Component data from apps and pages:
+ + + + + + +
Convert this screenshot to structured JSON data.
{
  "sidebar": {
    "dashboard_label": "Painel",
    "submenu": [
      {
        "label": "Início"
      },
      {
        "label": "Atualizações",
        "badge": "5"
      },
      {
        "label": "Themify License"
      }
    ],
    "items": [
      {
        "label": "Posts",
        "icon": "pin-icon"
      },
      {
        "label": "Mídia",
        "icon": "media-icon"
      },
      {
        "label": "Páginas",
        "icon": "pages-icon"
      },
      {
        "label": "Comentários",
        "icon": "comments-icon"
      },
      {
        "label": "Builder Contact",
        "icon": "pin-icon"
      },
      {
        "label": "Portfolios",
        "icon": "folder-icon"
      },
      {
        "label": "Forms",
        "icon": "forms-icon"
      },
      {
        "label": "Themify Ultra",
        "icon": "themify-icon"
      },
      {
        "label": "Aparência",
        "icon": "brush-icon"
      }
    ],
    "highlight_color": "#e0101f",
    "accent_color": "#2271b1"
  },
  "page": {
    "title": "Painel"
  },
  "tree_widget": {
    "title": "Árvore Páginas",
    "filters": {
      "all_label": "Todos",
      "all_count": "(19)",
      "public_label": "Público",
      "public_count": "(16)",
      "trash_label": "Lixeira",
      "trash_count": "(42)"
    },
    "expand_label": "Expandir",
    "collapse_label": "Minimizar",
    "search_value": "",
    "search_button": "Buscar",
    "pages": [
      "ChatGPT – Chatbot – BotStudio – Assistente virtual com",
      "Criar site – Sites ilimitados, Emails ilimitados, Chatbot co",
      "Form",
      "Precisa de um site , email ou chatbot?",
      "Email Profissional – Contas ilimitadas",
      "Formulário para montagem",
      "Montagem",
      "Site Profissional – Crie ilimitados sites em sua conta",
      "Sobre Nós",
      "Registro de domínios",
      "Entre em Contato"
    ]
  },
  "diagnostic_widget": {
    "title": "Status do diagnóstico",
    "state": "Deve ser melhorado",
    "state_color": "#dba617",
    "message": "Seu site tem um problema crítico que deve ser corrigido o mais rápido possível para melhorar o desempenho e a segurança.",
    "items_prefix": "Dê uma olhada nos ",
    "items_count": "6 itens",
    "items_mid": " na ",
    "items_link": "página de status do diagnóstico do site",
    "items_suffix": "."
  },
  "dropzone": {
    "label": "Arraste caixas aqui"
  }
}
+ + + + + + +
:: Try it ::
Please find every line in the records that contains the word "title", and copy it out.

:: Result of the task ::
    "title": "Painel"
    "title": "Árvore Páginas",
    "title": "Status do diagnóstico",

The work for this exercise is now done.